It’s sort of unusual a shop would replace the throw-out bearing and not replace the whole clutch. But I guess they thought that would work.

I don’t know if the throw-out can be replaced without removing the transmission or not. But if it can, that might be why they tried that first.

Anybody know if the throwout bearing can be replaced with the engine and transmission in the car? I thought the bellhousing needed to be removed to replace the throwout bearing. Isn’t the throwout bearning part of the bellhousing ass’y?

Anyway @LazyBenInc, all the parts they replaced to make you whole – all those parts are intended to be easily replaceable – so with new parts you should good to go. I see no evidence you have bad driving habits that damaged the clutch. And your car’s clutch should be as good as brand new now, so no worries going forward I expect.

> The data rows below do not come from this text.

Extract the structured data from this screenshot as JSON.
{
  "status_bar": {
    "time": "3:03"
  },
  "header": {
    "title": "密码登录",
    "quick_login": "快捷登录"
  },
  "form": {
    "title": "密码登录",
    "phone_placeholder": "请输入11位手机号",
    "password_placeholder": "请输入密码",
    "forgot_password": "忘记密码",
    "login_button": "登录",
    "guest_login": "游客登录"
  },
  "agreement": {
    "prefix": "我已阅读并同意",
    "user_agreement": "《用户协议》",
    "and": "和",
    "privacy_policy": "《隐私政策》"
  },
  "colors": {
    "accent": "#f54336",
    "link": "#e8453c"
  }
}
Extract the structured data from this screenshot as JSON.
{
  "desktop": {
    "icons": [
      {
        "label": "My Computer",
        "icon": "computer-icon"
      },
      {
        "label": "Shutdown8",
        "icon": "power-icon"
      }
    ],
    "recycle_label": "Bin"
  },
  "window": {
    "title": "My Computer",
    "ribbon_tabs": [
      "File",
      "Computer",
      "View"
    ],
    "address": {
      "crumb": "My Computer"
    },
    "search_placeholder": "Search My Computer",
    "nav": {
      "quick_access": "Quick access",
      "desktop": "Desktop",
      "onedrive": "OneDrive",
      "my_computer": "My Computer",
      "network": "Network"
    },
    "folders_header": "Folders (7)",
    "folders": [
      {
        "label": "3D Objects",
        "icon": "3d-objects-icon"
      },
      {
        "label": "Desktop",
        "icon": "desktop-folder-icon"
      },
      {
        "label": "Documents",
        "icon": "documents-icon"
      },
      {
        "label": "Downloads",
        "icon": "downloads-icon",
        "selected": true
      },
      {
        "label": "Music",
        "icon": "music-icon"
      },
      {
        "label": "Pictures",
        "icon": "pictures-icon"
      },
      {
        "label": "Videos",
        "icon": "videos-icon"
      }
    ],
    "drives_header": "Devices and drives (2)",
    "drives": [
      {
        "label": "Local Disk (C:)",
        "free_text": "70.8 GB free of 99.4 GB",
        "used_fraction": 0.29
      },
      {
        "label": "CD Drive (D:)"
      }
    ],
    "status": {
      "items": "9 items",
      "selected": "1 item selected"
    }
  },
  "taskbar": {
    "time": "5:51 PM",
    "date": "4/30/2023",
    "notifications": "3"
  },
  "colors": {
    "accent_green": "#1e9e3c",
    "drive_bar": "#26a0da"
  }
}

Clutches are seldom covered by ANY warranty…They are usually considered “Normal Wear Items”.
I find it surprising you could shift the car into first and reverse normally but then had problems shifting into other gears…

But since you managed to get a new clutch out of them and it shifts better than ever, drive on and be happy…

I’m not sure what the OP means by “crisper” shifting but apparently the new clutch is working OK. At stop lights when you shift into neutral, are you releasing the clutch petal? If you are resting your foot even lightly on the clutch you are still putting pressure on the throwout bearing.

Ithaca NY is very hilly and you were drivng only a few miles per year which means lots of in town driving in that hilly enviornment. This is a tough life for the clutch. I suspect the replacement of the throwout bearing was not a complete clutch job. Just replacing the bearing, and nothing else, could have contributed to the warping of the clutch plate. Hard use, and overheating the clutch plate would also warp it and Ithaca driving means starting from a dead stop on a steep hill is common.

You now have a well done clutch job and drive in a less hilly area (not San Francisco I hope) so you should get more life from this clutch without problems.

There’s not enough known to be able to determine what the original problem was, etc.
The only thing I will add is that the CA service rep is a bit offbase if I read the comment correctly.
The transmission comes out with the throwout bearing as part of the transmission. The clutch assembly stays attached to the flywheel which remains on the engine and the TO bearing is replaced separately.

It is at least possible that during the reinstallation of the transmission that someone could have stabbed the transmission back in a bit too agrressively and the nose of the transmission mainshaft could have possibly warped one or more fingers on the pressure plate. Eventually this would show up as a clutch problem with a likely symptom of a much weaker feel.
Once apart a visual inspection should be able to determine if that’s the case or not.
Hope that helps in some way.

On a final note, at least you got a new clutch. In many cases, and especially with extended warranties, a clutch is considered a wear item and not warrantable unless it fails due to some catastrophic failure such as a broken pressure plate, fractured disc lining, etc.